Jonah Cleveland was excited Saturday when he and his parents showed up at the Toyota of Tri-Cities Playground of Dreams.
He had a chance to test out the pretend train station, with its buttons that make train whistle noises and to climb on the tyke-sized model of the cable bridge.
His parents, Isaac and Kara Cleveland, were impressed with the changes.
“It’s really beautiful,” Isaac Cleveland said.
They were not the only ones. Dozens of children played on newly opened sections of the park as a group of city officials gathered to celebrate finishing the second phase of renovations at the Kennewick park.
“Of the many reasons that we’re so excited that the playground is open, the most essential is the opportunity for future generations to play, laugh, have fun and make memories, which as you can see is already happening today,” City Manager Marie Mosley said.

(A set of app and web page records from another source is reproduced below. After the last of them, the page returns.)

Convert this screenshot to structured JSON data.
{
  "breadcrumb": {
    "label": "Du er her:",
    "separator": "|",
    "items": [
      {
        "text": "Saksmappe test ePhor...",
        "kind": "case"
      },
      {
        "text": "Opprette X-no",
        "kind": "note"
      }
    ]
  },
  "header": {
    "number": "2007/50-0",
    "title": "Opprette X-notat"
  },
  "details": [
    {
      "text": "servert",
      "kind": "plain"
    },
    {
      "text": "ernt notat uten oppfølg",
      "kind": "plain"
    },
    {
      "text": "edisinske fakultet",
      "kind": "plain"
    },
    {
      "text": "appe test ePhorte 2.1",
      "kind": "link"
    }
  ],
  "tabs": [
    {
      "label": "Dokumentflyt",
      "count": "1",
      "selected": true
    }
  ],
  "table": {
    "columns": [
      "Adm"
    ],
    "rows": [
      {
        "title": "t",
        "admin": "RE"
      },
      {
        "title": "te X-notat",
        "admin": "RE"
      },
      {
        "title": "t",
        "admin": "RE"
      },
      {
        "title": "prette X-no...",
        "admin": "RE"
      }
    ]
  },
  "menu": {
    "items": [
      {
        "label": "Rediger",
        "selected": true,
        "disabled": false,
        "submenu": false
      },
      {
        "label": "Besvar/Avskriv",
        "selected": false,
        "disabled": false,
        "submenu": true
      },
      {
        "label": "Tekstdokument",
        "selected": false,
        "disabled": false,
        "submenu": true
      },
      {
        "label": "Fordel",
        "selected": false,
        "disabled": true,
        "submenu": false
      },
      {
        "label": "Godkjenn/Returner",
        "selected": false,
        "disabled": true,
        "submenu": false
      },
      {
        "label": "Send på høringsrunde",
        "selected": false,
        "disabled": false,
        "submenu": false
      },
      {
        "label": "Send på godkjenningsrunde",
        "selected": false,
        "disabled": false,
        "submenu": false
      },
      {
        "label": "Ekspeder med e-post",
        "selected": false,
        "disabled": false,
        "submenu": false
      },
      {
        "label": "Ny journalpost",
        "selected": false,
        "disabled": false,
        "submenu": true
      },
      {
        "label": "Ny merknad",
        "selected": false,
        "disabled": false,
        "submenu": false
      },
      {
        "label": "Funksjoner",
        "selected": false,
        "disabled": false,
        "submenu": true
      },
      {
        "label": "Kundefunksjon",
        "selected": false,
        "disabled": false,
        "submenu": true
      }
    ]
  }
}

The playground has been a jewel in the park system since it was built in 1999 with the help for more than 1,000 volunteers, she said. After a fire destroyed it in 2003, many of the same volunteers returned the next year to rebuild it.
When the well-loved wooden structure began deteriorating, city officials returned to the public to learn what they wanted to see when it was rebuilt.
Toyota of Tri-Cities donated $450,000 toward the $1 million construction, and with other money coming in, construction started in 2018. The first phase debuted last fall. The park closed for a while this spring while the new equipment was installed.
Much of the wood has been replaced with metal and other materials that won’t decay as quickly over time. They also included a play surface that is more accessible for wheelchairs.
Making the community better
The city council put $325,000 toward the project. Mayor Pro-Tem Steve Lee said it is an investment in the safety and economic health of the community.
“What was started in 1999, continues today, and the collective commitment ensures countless more memories will be made at the Toyota of Tri-Cities Playground of Dreams,” he said. “Our residents deserve safe destinations for their families. Having recreation opportunities and well-maintained parks are proven to reduce crime.”
Along with that, beautiful parks attract visitors, and with more recreation opportunities, businesses are more likely to settle in the city, officials note.
The work is not done on the playground. The city is hoping to raise another $100,000 to install a zip line and a climbing feature. The fountain is already laid, said Parks and Recreation Commission Chairman Ken Hahn.
“In the meantime, we couldn’t be more thankful to the sponsors, volunteers and contributors who have made this possible, and we dedicate this playground to the community,” he said.
For now, having all of the families enjoying the playground makes the work worthwhile, said Emily Estes-Cross, Parks, Recreation and Economic Development director for Kennewick.